## Problem statement:
Your answer should be every line of the records that contains the word "text", copied as it stands.

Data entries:
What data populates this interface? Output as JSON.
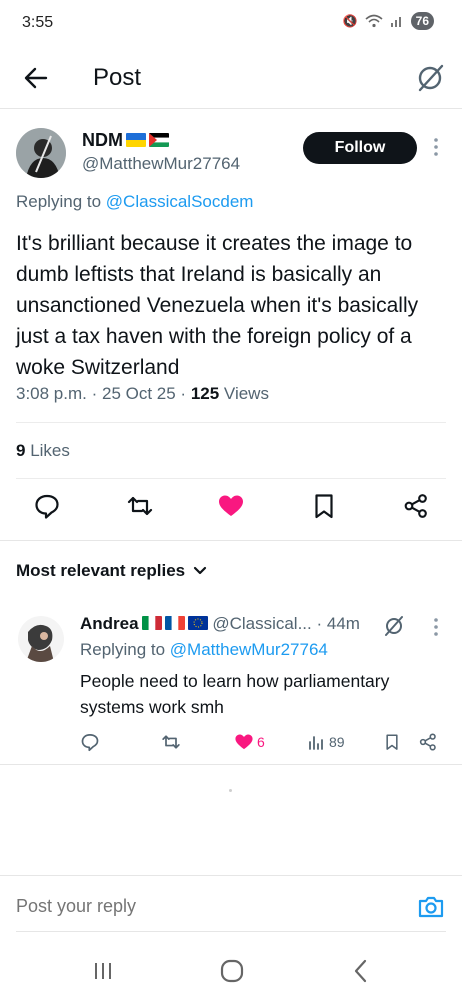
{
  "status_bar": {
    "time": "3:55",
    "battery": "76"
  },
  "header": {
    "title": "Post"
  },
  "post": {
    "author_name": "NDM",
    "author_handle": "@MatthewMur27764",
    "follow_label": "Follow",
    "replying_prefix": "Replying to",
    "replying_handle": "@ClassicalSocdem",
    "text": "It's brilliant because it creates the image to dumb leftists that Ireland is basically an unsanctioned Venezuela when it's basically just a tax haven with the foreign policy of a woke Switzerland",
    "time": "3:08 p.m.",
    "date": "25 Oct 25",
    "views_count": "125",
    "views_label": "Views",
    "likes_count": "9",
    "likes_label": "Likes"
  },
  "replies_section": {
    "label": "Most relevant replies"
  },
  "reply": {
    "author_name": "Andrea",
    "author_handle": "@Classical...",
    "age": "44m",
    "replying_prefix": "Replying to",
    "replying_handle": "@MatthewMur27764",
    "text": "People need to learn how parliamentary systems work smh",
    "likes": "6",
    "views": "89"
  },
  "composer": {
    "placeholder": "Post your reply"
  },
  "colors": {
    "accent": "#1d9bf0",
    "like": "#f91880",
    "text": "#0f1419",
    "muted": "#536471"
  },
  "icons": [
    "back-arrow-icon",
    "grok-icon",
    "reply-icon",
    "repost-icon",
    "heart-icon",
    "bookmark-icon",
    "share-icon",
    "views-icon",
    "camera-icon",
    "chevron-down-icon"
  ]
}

## Result of this exercise:
    "text": "It's brilliant because it creates the image to dumb leftists that Ireland is basically an unsanctioned Venezuela when it's basically just a tax haven with the foreign policy of a woke Switzerland",
    "text": "People need to learn how parliamentary systems work smh",
    "text": "#0f1419",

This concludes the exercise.